The Doc pressed down on Dad's arm, testing for the weakness or strength, in his arm, since he was touching Mom. He was testing Mom but through Dad. Surrogate testing was helpful with people like Mom, who were too weak to be tested directly, and with children or even babies.
Dad's arm dropped, which signaled the pills wouldn't be good for Mom. Then the Doc tested Dad on his own. Dad's arm dropped too. Lastly, the Doc tested me with the pills. My arm dropped as well.
The probiotics recommended by Hospice, tested poorly for three different people with three different bodies, nutritional needs, health issues, and requirements. It meant the pills were probably a bad product, either from the way the ingredients were grown to how it was manufactured. Somewhere along the line, or all the way through, was a problem. I'd found the same with a lot of products out on the market, even ones recommended by the "experts". That's why muscle testing was such a powerful tool if you did it correctly.
Mom was still battling viral infections in her liver, gallbladder, and pancreas.
"She's been having some pain in her abdomen," I said.
"Well, it's not gas," the Doc said as he continued his testing with Mom.
"And she hasn't wanted a lot of juice or to take all her pills," I told him.
"Give her a little fruit. Like applesauce, mashed banana. But not pineapple. You can still juice it but not to eat," the Doc said.
Then it was my turn to be tested. Emotions came up. Surprise. Surprise.
I always hated it when the Doc reached for the emotion chart.
"Hold your forehead," the Doc said.
Here we go.
The kidneys came up with hostility.
"When you think of hostility, happening now, what comes to mind?" the Doc asked.
"I feel like I'm in a prison," I said.
The Doc tested it and my arm dropped, which meant winner-winner-chicken dinner.
"Think of that," the Doc said while he put one of my hands on my abdomen, over the kidney, and the other on my forehead.
"Think of it. Hostility. Feeling like you're in a prison," the Doc said.
So I thought of it while I breathed deeply in and out. And he moved the roller up and down the length of my spine.
"Think of it," he said.
When the Doc was done with the roller, he turned me around and tested me again to make sure I had cleared the emotion, which I did.

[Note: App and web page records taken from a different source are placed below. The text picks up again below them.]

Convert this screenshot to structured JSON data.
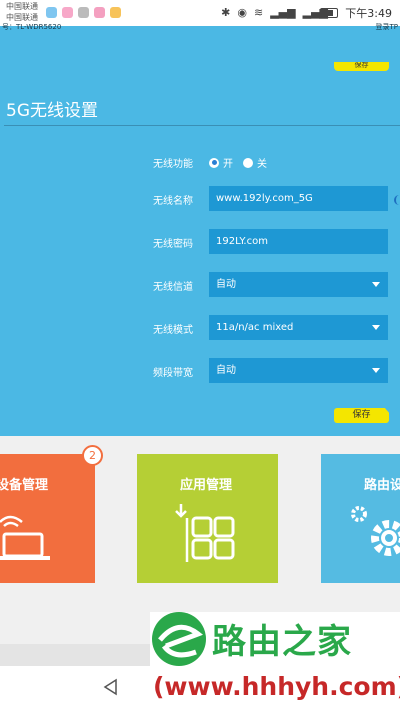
{
  "status_bar": {
    "carrier_1": "中国联通",
    "carrier_2": "中国联通",
    "icons": [
      "bluetooth-icon",
      "eye-icon",
      "wifi-icon",
      "signal-icon",
      "battery-icon"
    ],
    "sys_glyphs": [
      "✱",
      "◉",
      "≋",
      "▂▄▆",
      "▂▄▆"
    ],
    "time": "下午3:49"
  },
  "header_strip": {
    "left_text": "号：TL-WDR5620",
    "right_text": "登录TP"
  },
  "top_save_label": "保存",
  "settings": {
    "title": "5G无线设置",
    "wireless_function": {
      "label": "无线功能",
      "on_label": "开",
      "off_label": "关",
      "selected": "开"
    },
    "ssid": {
      "label": "无线名称",
      "value": "www.192ly.com_5G"
    },
    "password": {
      "label": "无线密码",
      "value": "192LY.com"
    },
    "channel": {
      "label": "无线信道",
      "value": "自动"
    },
    "mode": {
      "label": "无线模式",
      "value": "11a/n/ac mixed"
    },
    "bandwidth": {
      "label": "频段带宽",
      "value": "自动"
    },
    "save_label": "保存"
  },
  "tiles": [
    {
      "label": "设备管理",
      "badge": "2",
      "icon": "laptop-icon",
      "color": "#f26e3e"
    },
    {
      "label": "应用管理",
      "icon": "apps-grid-icon",
      "color": "#b5cf35"
    },
    {
      "label": "路由设",
      "icon": "gear-icon",
      "color": "#55bbe2"
    }
  ],
  "watermark": {
    "name": "路由之家",
    "url": "(www.hhhyh.com)"
  },
  "navbar": {
    "icon": "back-icon"
  }
}
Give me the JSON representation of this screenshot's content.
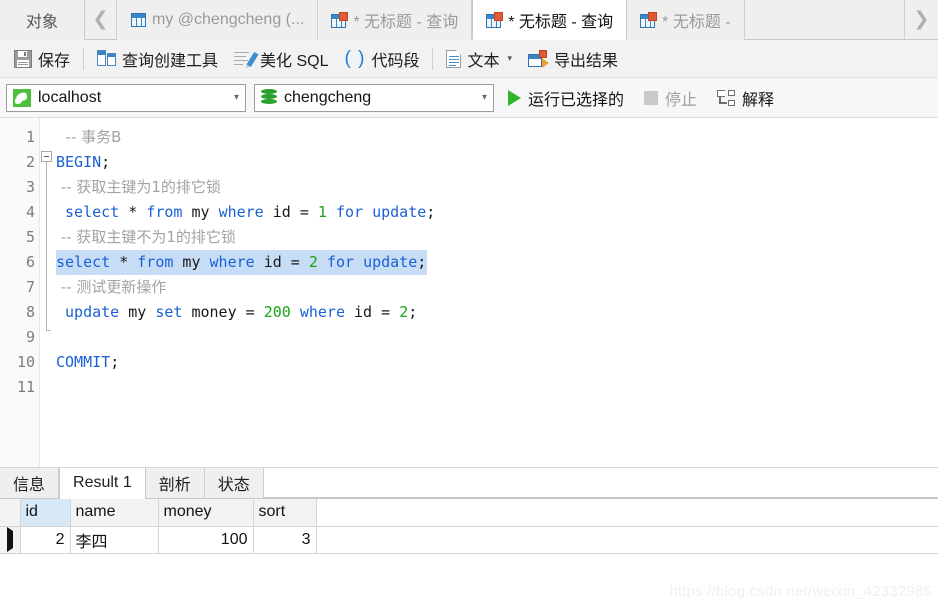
{
  "tabbar": {
    "object_tab": "对象",
    "nav_left_icon": "chevron-left-icon",
    "nav_right_icon": "chevron-right-icon",
    "tabs": [
      {
        "label": "my @chengcheng (...",
        "icon": "table-icon",
        "active": false
      },
      {
        "label": "* 无标题 - 查询",
        "icon": "query-table-icon",
        "active": false
      },
      {
        "label": "* 无标题 - 查询",
        "icon": "query-table-icon",
        "active": true
      },
      {
        "label": "* 无标题 -",
        "icon": "query-table-icon",
        "active": false
      }
    ]
  },
  "toolbar": {
    "save_label": "保存",
    "save_icon": "floppy-save-icon",
    "query_builder_label": "查询创建工具",
    "query_builder_icon": "query-builder-icon",
    "beautify_label": "美化 SQL",
    "beautify_icon": "beautify-pen-icon",
    "snippet_label": "代码段",
    "snippet_icon": "parenthesis-icon",
    "text_label": "文本",
    "text_icon": "document-icon",
    "text_caret": "▾",
    "export_label": "导出结果",
    "export_icon": "export-grid-icon"
  },
  "connbar": {
    "host": {
      "value": "localhost",
      "icon": "mysql-dolphin-icon",
      "chevron": "▾"
    },
    "database": {
      "value": "chengcheng",
      "icon": "database-cylinder-icon",
      "chevron": "▾"
    },
    "run_selected_label": "运行已选择的",
    "run_icon": "play-triangle-icon",
    "stop_label": "停止",
    "stop_icon": "stop-square-icon",
    "stop_disabled": true,
    "explain_label": "解释",
    "explain_icon": "explain-plan-icon"
  },
  "editor": {
    "line_numbers": [
      "1",
      "2",
      "3",
      "4",
      "5",
      "6",
      "7",
      "8",
      "9",
      "10",
      "11"
    ],
    "fold_marker_line": 2,
    "fold_end_line": 10,
    "selected_line": 6,
    "lines": [
      {
        "n": 1,
        "tokens": [
          {
            "t": "  -- 事务B",
            "c": "cmt"
          }
        ]
      },
      {
        "n": 2,
        "tokens": [
          {
            "t": "BEGIN",
            "c": "kw"
          },
          {
            "t": ";",
            "c": ""
          }
        ]
      },
      {
        "n": 3,
        "tokens": [
          {
            "t": " -- 获取主键为1的排它锁",
            "c": "cmt"
          }
        ]
      },
      {
        "n": 4,
        "tokens": [
          {
            "t": " ",
            "c": ""
          },
          {
            "t": "select",
            "c": "kw"
          },
          {
            "t": " * ",
            "c": ""
          },
          {
            "t": "from",
            "c": "kw"
          },
          {
            "t": " my ",
            "c": ""
          },
          {
            "t": "where",
            "c": "kw"
          },
          {
            "t": " id = ",
            "c": ""
          },
          {
            "t": "1",
            "c": "num"
          },
          {
            "t": " ",
            "c": ""
          },
          {
            "t": "for",
            "c": "kw"
          },
          {
            "t": " ",
            "c": ""
          },
          {
            "t": "update",
            "c": "kw"
          },
          {
            "t": ";",
            "c": ""
          }
        ]
      },
      {
        "n": 5,
        "tokens": [
          {
            "t": " -- 获取主键不为1的排它锁",
            "c": "cmt"
          }
        ]
      },
      {
        "n": 6,
        "selected": true,
        "tokens": [
          {
            "t": "select",
            "c": "kw"
          },
          {
            "t": " * ",
            "c": ""
          },
          {
            "t": "from",
            "c": "kw"
          },
          {
            "t": " my ",
            "c": ""
          },
          {
            "t": "where",
            "c": "kw"
          },
          {
            "t": " id = ",
            "c": ""
          },
          {
            "t": "2",
            "c": "num"
          },
          {
            "t": " ",
            "c": ""
          },
          {
            "t": "for",
            "c": "kw"
          },
          {
            "t": " ",
            "c": ""
          },
          {
            "t": "update",
            "c": "kw"
          },
          {
            "t": ";",
            "c": ""
          }
        ]
      },
      {
        "n": 7,
        "tokens": [
          {
            "t": " -- 测试更新操作",
            "c": "cmt"
          }
        ]
      },
      {
        "n": 8,
        "tokens": [
          {
            "t": " ",
            "c": ""
          },
          {
            "t": "update",
            "c": "kw"
          },
          {
            "t": " my ",
            "c": ""
          },
          {
            "t": "set",
            "c": "kw"
          },
          {
            "t": " money = ",
            "c": ""
          },
          {
            "t": "200",
            "c": "num"
          },
          {
            "t": " ",
            "c": ""
          },
          {
            "t": "where",
            "c": "kw"
          },
          {
            "t": " id = ",
            "c": ""
          },
          {
            "t": "2",
            "c": "num"
          },
          {
            "t": ";",
            "c": ""
          }
        ]
      },
      {
        "n": 9,
        "tokens": [
          {
            "t": "",
            "c": ""
          }
        ]
      },
      {
        "n": 10,
        "tokens": [
          {
            "t": "COMMIT",
            "c": "kw"
          },
          {
            "t": ";",
            "c": ""
          }
        ]
      },
      {
        "n": 11,
        "tokens": [
          {
            "t": "",
            "c": ""
          }
        ]
      }
    ]
  },
  "result": {
    "tabs": [
      {
        "label": "信息",
        "active": false
      },
      {
        "label": "Result 1",
        "active": true
      },
      {
        "label": "剖析",
        "active": false
      },
      {
        "label": "状态",
        "active": false
      }
    ],
    "columns": [
      "id",
      "name",
      "money",
      "sort"
    ],
    "highlighted_column": "id",
    "rows": [
      {
        "id": "2",
        "name": "李四",
        "money": "100",
        "sort": "3",
        "current": true
      }
    ]
  },
  "watermark": "https://blog.csdn.net/weixin_42332985"
}
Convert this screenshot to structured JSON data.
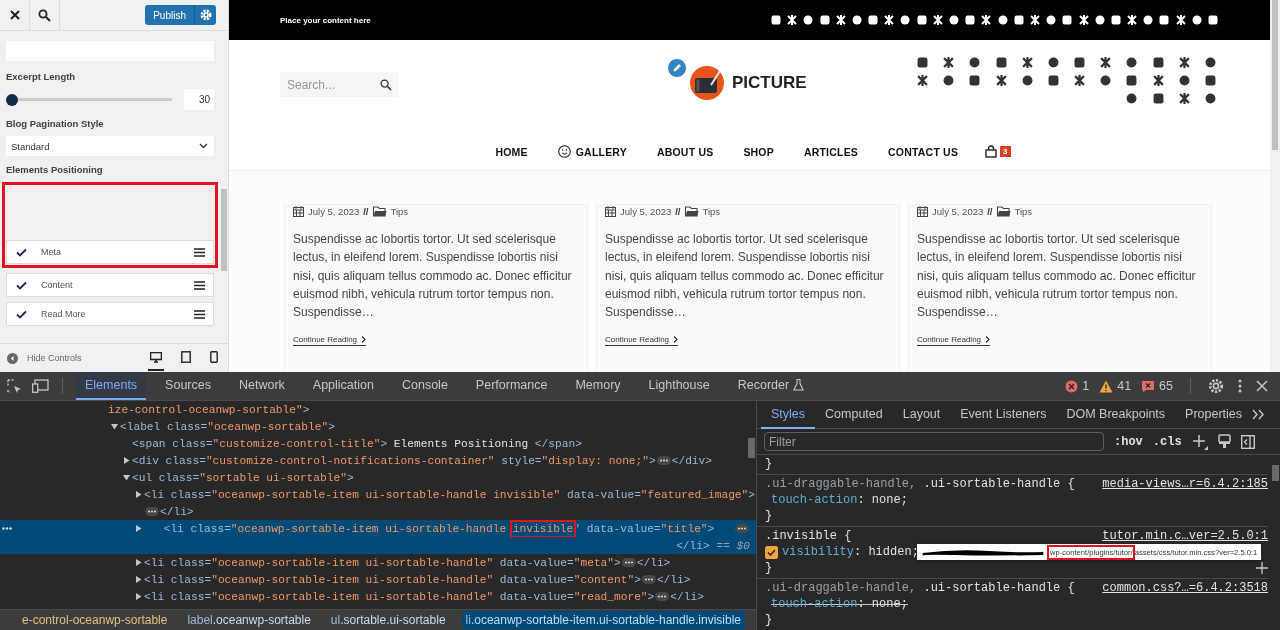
{
  "customizer": {
    "publish": "Publish",
    "fields": [
      {
        "kind": "input"
      },
      {
        "kind": "slider",
        "label": "Excerpt Length",
        "level": 0,
        "value": "30"
      },
      {
        "kind": "select",
        "label": "Blog Pagination Style",
        "value": "Standard"
      },
      {
        "kind": "sortable",
        "label": "Elements Positioning",
        "highlighted": true,
        "items": [
          {
            "label": "Meta",
            "checked": true,
            "highlighted": true
          },
          {
            "label": "Content",
            "checked": true,
            "highlighted": false
          },
          {
            "label": "Read More",
            "checked": true,
            "highlighted": false
          }
        ]
      }
    ],
    "hide_controls": "Hide Controls",
    "devices": [
      {
        "kind": "desktop",
        "selected": true
      },
      {
        "kind": "tablet",
        "selected": false
      },
      {
        "kind": "mobile",
        "selected": false
      }
    ]
  },
  "preview": {
    "topbar_text": "Place your content here",
    "search_placeholder": "Search...",
    "site_title": "PICTURE",
    "nav": [
      {
        "label": "HOME",
        "kind": "plain"
      },
      {
        "label": "GALLERY",
        "kind": "smiley"
      },
      {
        "label": "ABOUT US",
        "kind": "plain"
      },
      {
        "label": "SHOP",
        "kind": "plain"
      },
      {
        "label": "ARTICLES",
        "kind": "plain"
      },
      {
        "label": "CONTACT US",
        "kind": "plain"
      }
    ],
    "cart_count": "3",
    "posts": [
      {
        "date": "July 5, 2023",
        "separator": "//",
        "category": "Tips",
        "excerpt": "Suspendisse ac lobortis tortor. Ut sed scelerisque lectus, in eleifend lorem. Suspendisse lobortis nisi nisi, quis aliquam tellus commodo ac. Donec efficitur euismod nibh, vehicula rutrum tortor tempus non. Suspendisse…",
        "link": "Continue Reading"
      },
      {
        "date": "July 5, 2023",
        "separator": "//",
        "category": "Tips",
        "excerpt": "Suspendisse ac lobortis tortor. Ut sed scelerisque lectus, in eleifend lorem. Suspendisse lobortis nisi nisi, quis aliquam tellus commodo ac. Donec efficitur euismod nibh, vehicula rutrum tortor tempus non. Suspendisse…",
        "link": "Continue Reading"
      },
      {
        "date": "July 5, 2023",
        "separator": "//",
        "category": "Tips",
        "excerpt": "Suspendisse ac lobortis tortor. Ut sed scelerisque lectus, in eleifend lorem. Suspendisse lobortis nisi nisi, quis aliquam tellus commodo ac. Donec efficitur euismod nibh, vehicula rutrum tortor tempus non. Suspendisse…",
        "link": "Continue Reading"
      }
    ]
  },
  "devtools": {
    "tabs": [
      {
        "label": "Elements",
        "selected": true,
        "kind": "plain"
      },
      {
        "label": "Sources",
        "selected": false,
        "kind": "plain"
      },
      {
        "label": "Network",
        "selected": false,
        "kind": "plain"
      },
      {
        "label": "Application",
        "selected": false,
        "kind": "plain"
      },
      {
        "label": "Console",
        "selected": false,
        "kind": "plain"
      },
      {
        "label": "Performance",
        "selected": false,
        "kind": "plain"
      },
      {
        "label": "Memory",
        "selected": false,
        "kind": "plain"
      },
      {
        "label": "Lighthouse",
        "selected": false,
        "kind": "plain"
      },
      {
        "label": "Recorder",
        "selected": false,
        "kind": "flask"
      }
    ],
    "errors": "1",
    "warnings": "41",
    "issues": "65",
    "dom": [
      {
        "selected": false,
        "lines": [
          [
            {
              "kind": "val",
              "t": "ize-control-oceanwp-sortable\""
            },
            {
              "kind": "tag",
              "t": ">"
            }
          ]
        ],
        "children": [
          {
            "expanded": true,
            "selected": false,
            "lines": [
              [
                {
                  "kind": "tag",
                  "t": "<label"
                },
                {
                  "kind": "attr",
                  "t": " class"
                },
                {
                  "kind": "tag",
                  "t": "="
                },
                {
                  "kind": "val",
                  "t": "\"oceanwp-sortable\""
                },
                {
                  "kind": "tag",
                  "t": ">"
                }
              ]
            ],
            "children": [
              {
                "selected": false,
                "lines": [
                  [
                    {
                      "kind": "tag",
                      "t": "<span"
                    },
                    {
                      "kind": "attr",
                      "t": " class"
                    },
                    {
                      "kind": "tag",
                      "t": "="
                    },
                    {
                      "kind": "val",
                      "t": "\"customize-control-title\""
                    },
                    {
                      "kind": "tag",
                      "t": ">"
                    },
                    {
                      "kind": "text",
                      "t": " Elements Positioning "
                    },
                    {
                      "kind": "tag",
                      "t": "</span>"
                    }
                  ]
                ]
              },
              {
                "expanded": false,
                "selected": false,
                "lines": [
                  [
                    {
                      "kind": "tag",
                      "t": "<div"
                    },
                    {
                      "kind": "attr",
                      "t": " class"
                    },
                    {
                      "kind": "tag",
                      "t": "="
                    },
                    {
                      "kind": "val",
                      "t": "\"customize-control-notifications-container\""
                    },
                    {
                      "kind": "attr",
                      "t": " style"
                    },
                    {
                      "kind": "tag",
                      "t": "="
                    },
                    {
                      "kind": "val",
                      "t": "\"display: none;\""
                    },
                    {
                      "kind": "tag",
                      "t": ">"
                    },
                    {
                      "kind": "more"
                    },
                    {
                      "kind": "tag",
                      "t": "</div>"
                    }
                  ]
                ]
              },
              {
                "expanded": true,
                "selected": false,
                "lines": [
                  [
                    {
                      "kind": "tag",
                      "t": "<ul"
                    },
                    {
                      "kind": "attr",
                      "t": " class"
                    },
                    {
                      "kind": "tag",
                      "t": "="
                    },
                    {
                      "kind": "val",
                      "t": "\"sortable ui-sortable\""
                    },
                    {
                      "kind": "tag",
                      "t": ">"
                    }
                  ]
                ],
                "children": [
                  {
                    "expanded": false,
                    "selected": false,
                    "lines": [
                      [
                        {
                          "kind": "tag",
                          "t": "<li"
                        },
                        {
                          "kind": "attr",
                          "t": " class"
                        },
                        {
                          "kind": "tag",
                          "t": "="
                        },
                        {
                          "kind": "val",
                          "t": "\"oceanwp-sortable-item ui-sortable-handle invisible\""
                        },
                        {
                          "kind": "attr",
                          "t": " data-value"
                        },
                        {
                          "kind": "tag",
                          "t": "="
                        },
                        {
                          "kind": "val",
                          "t": "\"featured_image\""
                        },
                        {
                          "kind": "tag",
                          "t": ">"
                        }
                      ],
                      [
                        {
                          "kind": "more"
                        },
                        {
                          "kind": "tag",
                          "t": "</li>"
                        }
                      ]
                    ]
                  },
                  {
                    "expanded": false,
                    "selected": true,
                    "lines": [
                      [
                        {
                          "kind": "tag",
                          "t": "<li"
                        },
                        {
                          "kind": "attr",
                          "t": " class"
                        },
                        {
                          "kind": "tag",
                          "t": "="
                        },
                        {
                          "kind": "val",
                          "t": "\"oceanwp-sortable-item ui-sortable-handle "
                        },
                        {
                          "kind": "val",
                          "t": "invisible",
                          "boxed": true
                        },
                        {
                          "kind": "val",
                          "t": "\""
                        },
                        {
                          "kind": "attr",
                          "t": " data-value"
                        },
                        {
                          "kind": "tag",
                          "t": "="
                        },
                        {
                          "kind": "val",
                          "t": "\"title\""
                        },
                        {
                          "kind": "tag",
                          "t": ">"
                        },
                        {
                          "kind": "more"
                        }
                      ],
                      [
                        {
                          "kind": "tag",
                          "t": "</li>"
                        },
                        {
                          "kind": "hint",
                          "t": " == $0"
                        }
                      ]
                    ]
                  },
                  {
                    "expanded": false,
                    "selected": false,
                    "lines": [
                      [
                        {
                          "kind": "tag",
                          "t": "<li"
                        },
                        {
                          "kind": "attr",
                          "t": " class"
                        },
                        {
                          "kind": "tag",
                          "t": "="
                        },
                        {
                          "kind": "val",
                          "t": "\"oceanwp-sortable-item ui-sortable-handle\""
                        },
                        {
                          "kind": "attr",
                          "t": " data-value"
                        },
                        {
                          "kind": "tag",
                          "t": "="
                        },
                        {
                          "kind": "val",
                          "t": "\"meta\""
                        },
                        {
                          "kind": "tag",
                          "t": ">"
                        },
                        {
                          "kind": "more"
                        },
                        {
                          "kind": "tag",
                          "t": "</li>"
                        }
                      ]
                    ]
                  },
                  {
                    "expanded": false,
                    "selected": false,
                    "lines": [
                      [
                        {
                          "kind": "tag",
                          "t": "<li"
                        },
                        {
                          "kind": "attr",
                          "t": " class"
                        },
                        {
                          "kind": "tag",
                          "t": "="
                        },
                        {
                          "kind": "val",
                          "t": "\"oceanwp-sortable-item ui-sortable-handle\""
                        },
                        {
                          "kind": "attr",
                          "t": " data-value"
                        },
                        {
                          "kind": "tag",
                          "t": "="
                        },
                        {
                          "kind": "val",
                          "t": "\"content\""
                        },
                        {
                          "kind": "tag",
                          "t": ">"
                        },
                        {
                          "kind": "more"
                        },
                        {
                          "kind": "tag",
                          "t": "</li>"
                        }
                      ]
                    ]
                  },
                  {
                    "expanded": false,
                    "selected": false,
                    "lines": [
                      [
                        {
                          "kind": "tag",
                          "t": "<li"
                        },
                        {
                          "kind": "attr",
                          "t": " class"
                        },
                        {
                          "kind": "tag",
                          "t": "="
                        },
                        {
                          "kind": "val",
                          "t": "\"oceanwp-sortable-item ui-sortable-handle\""
                        },
                        {
                          "kind": "attr",
                          "t": " data-value"
                        },
                        {
                          "kind": "tag",
                          "t": "="
                        },
                        {
                          "kind": "val",
                          "t": "\"read_more\""
                        },
                        {
                          "kind": "tag",
                          "t": ">"
                        },
                        {
                          "kind": "more"
                        },
                        {
                          "kind": "tag",
                          "t": "</li>"
                        }
                      ]
                    ]
                  }
                ]
              }
            ]
          }
        ]
      }
    ],
    "breadcrumbs": [
      {
        "selected": false,
        "parts": [
          {
            "kind": "cut",
            "t": "e-control-oceanwp-sortable"
          }
        ]
      },
      {
        "selected": false,
        "parts": [
          {
            "kind": "tag",
            "t": "label"
          },
          {
            "kind": "cls",
            "t": ".oceanwp-sortable"
          }
        ]
      },
      {
        "selected": false,
        "parts": [
          {
            "kind": "tag",
            "t": "ul"
          },
          {
            "kind": "cls",
            "t": ".sortable.ui-sortable"
          }
        ]
      },
      {
        "selected": true,
        "parts": [
          {
            "kind": "tag",
            "t": "li"
          },
          {
            "kind": "cls",
            "t": ".oceanwp-sortable-item.ui-sortable-handle.invisible"
          }
        ]
      }
    ],
    "style_tabs": [
      {
        "label": "Styles",
        "selected": true
      },
      {
        "label": "Computed",
        "selected": false
      },
      {
        "label": "Layout",
        "selected": false
      },
      {
        "label": "Event Listeners",
        "selected": false
      },
      {
        "label": "DOM Breakpoints",
        "selected": false
      },
      {
        "label": "Properties",
        "selected": false
      }
    ],
    "filter_placeholder": "Filter",
    "hov": ":hov",
    "cls": ".cls",
    "rules": [
      {
        "close": "}"
      },
      {
        "selector": [
          {
            "t": ".ui-draggable-handle, ",
            "matched": false
          },
          {
            "t": ".ui-sortable-handle {",
            "matched": true
          }
        ],
        "source": "media-views…r=6.4.2:185",
        "declarations": [
          {
            "prop": "touch-action",
            "value": ": none;",
            "overridden": false
          }
        ],
        "close": "}"
      },
      {
        "selector": [
          {
            "t": ".invisible {",
            "matched": true
          }
        ],
        "source": "tutor.min.c…ver=2.5.0:1",
        "declarations": [
          {
            "prop": "visibility",
            "value": ": hidden;",
            "overridden": false,
            "checked": true
          }
        ],
        "close": "}",
        "add_button": true,
        "tooltip": {
          "redacted": true,
          "parts": [
            {
              "t": "wp-content/plugins/tutor/",
              "boxed": true
            },
            {
              "t": "assets/css/tutor.min.css?ver=2.5.0:1",
              "boxed": false
            }
          ]
        }
      },
      {
        "selector": [
          {
            "t": ".ui-draggable-handle, ",
            "matched": false
          },
          {
            "t": ".ui-sortable-handle {",
            "matched": true
          }
        ],
        "source": "common.css?…=6.4.2:3518",
        "declarations": [
          {
            "prop": "touch-action",
            "value": ": none;",
            "overridden": true
          }
        ],
        "close": "}"
      }
    ]
  }
}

Then another emotion came up. The stomach was next with despair.
"Despair, happening now," the Doc said.
"That I'm never going to get out of prison," I said.
"Okay," the Doc said.
He turned me around, while I held a hand over my stomach and one on my forehead.
"Think of it. Despair," the Doc said.
He repeated the process with the roller on my back while I breathed deeply in and out.
Sometimes the tears came when I put my consciousness onto the emotions as they were released. But no tears today. Today I was tired of everything.
"Okay," the Doc said.
He tested me again to make sure the emotion was cleared and nothing else came up as blocking the energy in my meridians.
Before we left, the Doc went through all our nutritional supplements and tested them for our daily dosage. Some dosages changed as we healed and/or other issues came up. All my supplements stayed the same, which was unusual for me.
We loaded Mom up in the car and headed home. We were tired but with slightly less emotional baggage then we'd had a few hours ago.
We made it through another day without killing each other which meant all and all, it was a good day.
Juice Day 83
4 leaves collard greens
3 leaves napa cabbage
8 beet leaves
Mom's Juice (morning)
1 cup fresh pineapple
2 stalks of celery
YOU ARE READING
A HARD RUN INTO HELL Book 4 (EDITING) is the juice worth the squeeze seriesNon-Fiction
I was standing in Hell, burning. I looked over to see my Dad, standing right next to me. He was burning too. We had brought my Mom home from the hospital and care facility, after being diagnosed with Stage 3 cancer and decided not to do chemo, ag...